Layouts provide the foundation for a consistent structure.

  • All slides should have a title, as it’s the first thing that gets read to someone using a screen reader.
  • The “Title” and “Body” fields are conveyed to assistive technologies to provide extra context. 
Screenshot of Layouts pane in Google Slides.
Screenshot of layouts pane in PowerPoint.

Tip! Easily edit the master slide 

The master slide controls the theme, color, fonts, and positioning of all slides. Using slide layouts, you can easily switch themes or apply mass changes to the slide deck using the master slide in Google Slides (external link)  or master slide in PowerPoint. (external link) 

Speaker notes

You can create a fully accessible handout by including your script in the speaker notes area. The speaker notes area is a great place to include a script, expand on your main points, or provide alternative text descriptions for complex images and concepts.

Alternative text for images

Alternative (alt) text is used to convey meaning and provide context in place of an image, graph and other media. Blind and low vision users rely on the alt text attribute to understand the equivalent meaning of images, figures or other graphics in textual form. Alt text should provide a concise description conveying essential information about the image.

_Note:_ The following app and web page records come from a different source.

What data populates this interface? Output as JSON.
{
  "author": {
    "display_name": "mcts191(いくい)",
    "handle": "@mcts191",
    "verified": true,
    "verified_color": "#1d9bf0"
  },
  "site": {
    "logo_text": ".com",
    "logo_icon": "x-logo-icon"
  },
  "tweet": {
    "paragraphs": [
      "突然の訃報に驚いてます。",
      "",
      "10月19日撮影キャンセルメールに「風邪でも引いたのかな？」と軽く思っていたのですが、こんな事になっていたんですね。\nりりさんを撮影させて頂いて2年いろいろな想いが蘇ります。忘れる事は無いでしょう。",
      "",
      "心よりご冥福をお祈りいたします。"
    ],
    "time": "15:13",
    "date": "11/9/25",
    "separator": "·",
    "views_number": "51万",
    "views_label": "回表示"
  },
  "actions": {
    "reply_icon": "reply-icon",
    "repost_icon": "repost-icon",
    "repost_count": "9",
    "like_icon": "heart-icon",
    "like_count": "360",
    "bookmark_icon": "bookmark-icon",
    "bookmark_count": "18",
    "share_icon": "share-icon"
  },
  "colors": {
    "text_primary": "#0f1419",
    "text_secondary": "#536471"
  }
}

  • Alternative text should be concise and meaningful.
  • Usually around a sentence or two. 
  • Use punctuation, as it can help make information easier to understand.
  • Avoid phrases such as "image of…" or "graphic of…"
  • Consider the context of the surrounding information when writing.

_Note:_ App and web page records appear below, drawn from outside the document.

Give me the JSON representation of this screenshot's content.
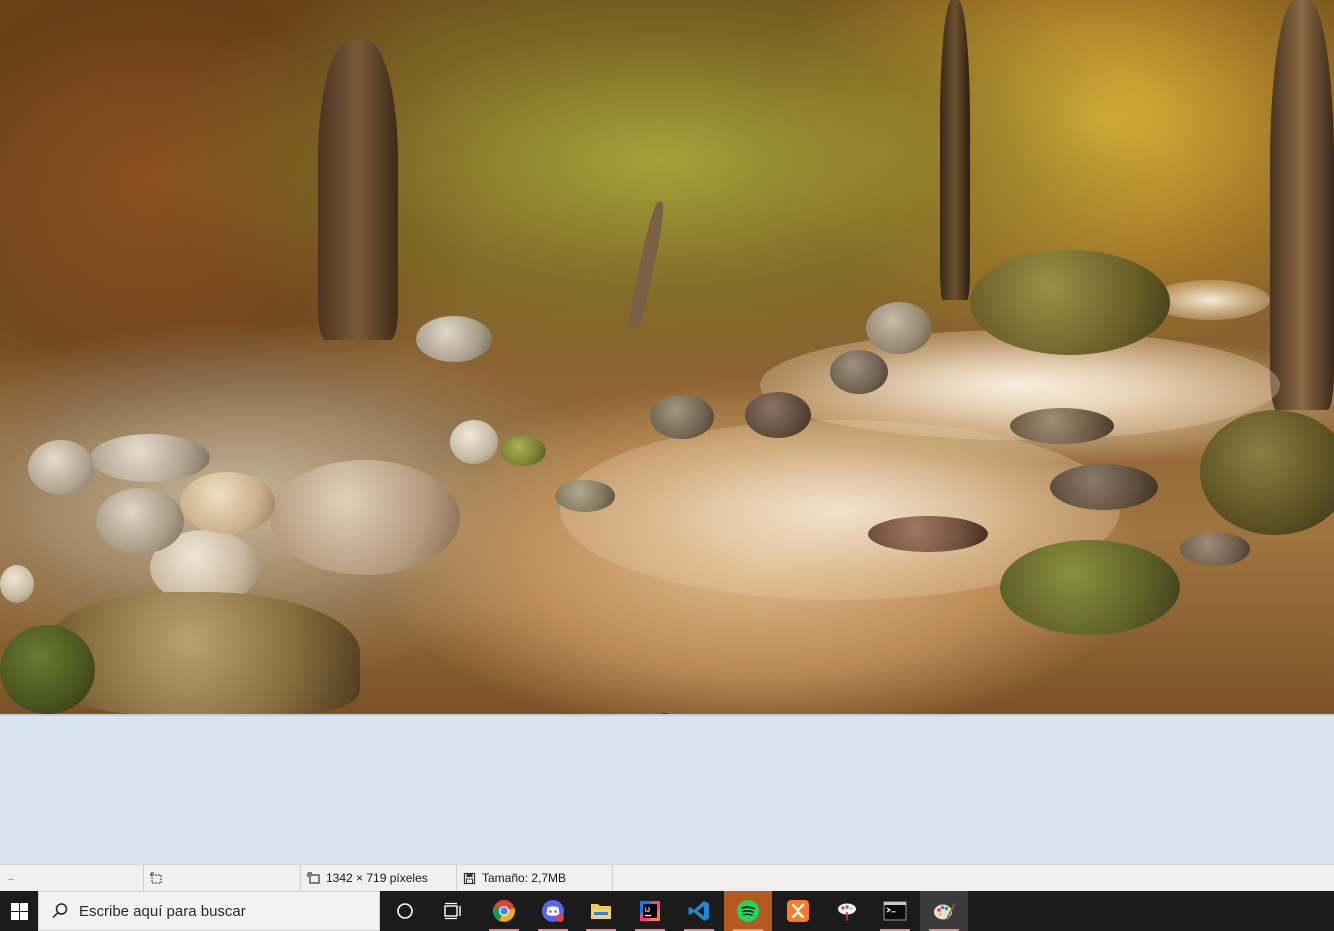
{
  "status_bar": {
    "selection_text": "",
    "dimensions_text": "1342 × 719 píxeles",
    "size_text": "Tamaño: 2,7MB"
  },
  "taskbar": {
    "search_placeholder": "Escribe aquí para buscar",
    "apps": [
      {
        "name": "chrome",
        "icon": "chrome-icon"
      },
      {
        "name": "discord",
        "icon": "discord-icon",
        "badge": "1"
      },
      {
        "name": "file-explorer",
        "icon": "folder-icon"
      },
      {
        "name": "intellij",
        "icon": "intellij-icon"
      },
      {
        "name": "vscode",
        "icon": "vscode-icon"
      },
      {
        "name": "spotify",
        "icon": "spotify-icon"
      },
      {
        "name": "xampp",
        "icon": "xampp-icon"
      },
      {
        "name": "paint-3d",
        "icon": "paint3d-icon"
      },
      {
        "name": "terminal",
        "icon": "terminal-icon"
      },
      {
        "name": "paint",
        "icon": "paint-icon"
      }
    ]
  },
  "colors": {
    "workspace_bg": "#dae3f0",
    "statusbar_bg": "#f0f0f0",
    "taskbar_bg": "#1b1b1b",
    "spotify_highlight": "#b35b1e"
  }
}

For more guidance on alternative text concepts and how to use correctly, please visit W3C's Images Tutorial. (external link) 

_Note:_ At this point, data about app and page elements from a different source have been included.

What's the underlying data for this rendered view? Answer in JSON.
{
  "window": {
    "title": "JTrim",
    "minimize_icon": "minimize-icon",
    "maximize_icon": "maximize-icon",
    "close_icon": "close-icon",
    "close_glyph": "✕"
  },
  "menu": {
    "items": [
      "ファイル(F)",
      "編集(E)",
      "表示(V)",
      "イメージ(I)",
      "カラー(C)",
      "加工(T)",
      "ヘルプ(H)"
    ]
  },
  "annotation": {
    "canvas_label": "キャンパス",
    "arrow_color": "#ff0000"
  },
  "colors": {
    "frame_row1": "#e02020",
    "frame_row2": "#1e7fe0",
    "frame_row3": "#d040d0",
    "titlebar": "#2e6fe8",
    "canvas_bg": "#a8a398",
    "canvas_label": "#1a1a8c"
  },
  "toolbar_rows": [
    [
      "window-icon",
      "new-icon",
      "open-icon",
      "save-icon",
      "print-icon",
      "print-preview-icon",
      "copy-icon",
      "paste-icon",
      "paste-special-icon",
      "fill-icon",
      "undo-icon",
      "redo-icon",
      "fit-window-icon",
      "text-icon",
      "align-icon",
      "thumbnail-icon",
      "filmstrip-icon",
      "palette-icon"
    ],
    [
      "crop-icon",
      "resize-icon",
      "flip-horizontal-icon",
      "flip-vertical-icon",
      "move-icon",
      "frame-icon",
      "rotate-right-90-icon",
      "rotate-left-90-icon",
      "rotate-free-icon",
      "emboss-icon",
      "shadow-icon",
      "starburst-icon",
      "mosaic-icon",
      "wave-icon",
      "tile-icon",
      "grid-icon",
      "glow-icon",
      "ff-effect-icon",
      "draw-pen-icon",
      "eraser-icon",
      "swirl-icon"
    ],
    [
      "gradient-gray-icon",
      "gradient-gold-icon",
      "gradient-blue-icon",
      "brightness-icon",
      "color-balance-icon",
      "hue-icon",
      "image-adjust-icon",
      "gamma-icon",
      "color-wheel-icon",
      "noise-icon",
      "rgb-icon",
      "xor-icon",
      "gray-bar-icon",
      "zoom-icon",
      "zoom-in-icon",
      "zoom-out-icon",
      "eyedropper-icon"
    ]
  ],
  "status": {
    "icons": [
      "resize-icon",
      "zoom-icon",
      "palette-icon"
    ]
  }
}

Step 1

  • Right click on the image.
  • Select "Alt text..." from the contextual menu. 
Screenshot of Google Slides. Select image and open contextual menu, select "Alt text" from menu.

Step 2

  • Add your alt text to the "Description" field. 
  • Press "OK" to save.

Note: Entering a description in the "Title" field will show a pop-up tooltip when you hover over the image with your mouse. However, it is recommended to put your image description in the "description" field.

Screenshot of Google Slides. Enter alt text in "Description" field of Alt text dialog.

Captioning and description

Captions are meant to support people who are D/deaf or hard-of-hearing, but can benefit everyone. When including videos or audio in your presentation, try to find media with closed captions or a transcript. Avoid videos without any spoken text, as they are not accessible to people who cannot see. Learn more about captioning and description.

Present with real-time, automatic captions

If presenting remotely with webconferencing tools like Zoom, you can share your screen with the real-time, automatic captions enabled. If you're presenting in Google Meet, remind people that they can enable live automatic closed captioning from the toolbar. 

Speaking tips

  • Speak clearly and avoid speaking too fast, so participants and sign language interpreters can better understand you and follow along. 
  • If there are multiple presenters, announce who is speaking each turn.
  • Face the audience, or if presenting virtually, do not mute your webcam. People who are D/deaf or Hard of Hearing may be able to lip read.
  • Verbally describe images on each slide, including graphs, videos with no sound, and images that spark a laugh.
  • Describe any visual elements of the presentation, including cues from the audience. For example, "about half raised their hand". 
  • Use inclusive language. (external link)  Inclusive language is language that is free from terminology, tones or phrases that reflect stereotyped or discriminatory views of particular people or groups. 

Share your slideshow

Consider sharing your slides or any complementary materials in advance.

  • This gives your audience the opportunity to follow along or take additional notes.
    • Your audience will also be less likely to miss any words or terminology when listening, allowing them to better comprehend the presentation.
  • People with low vision can zoom in or adjust the slideshow to their personal viewing preferences. 
  • People who are blind can follow along with a Braille display or with a screen reader and earbuds.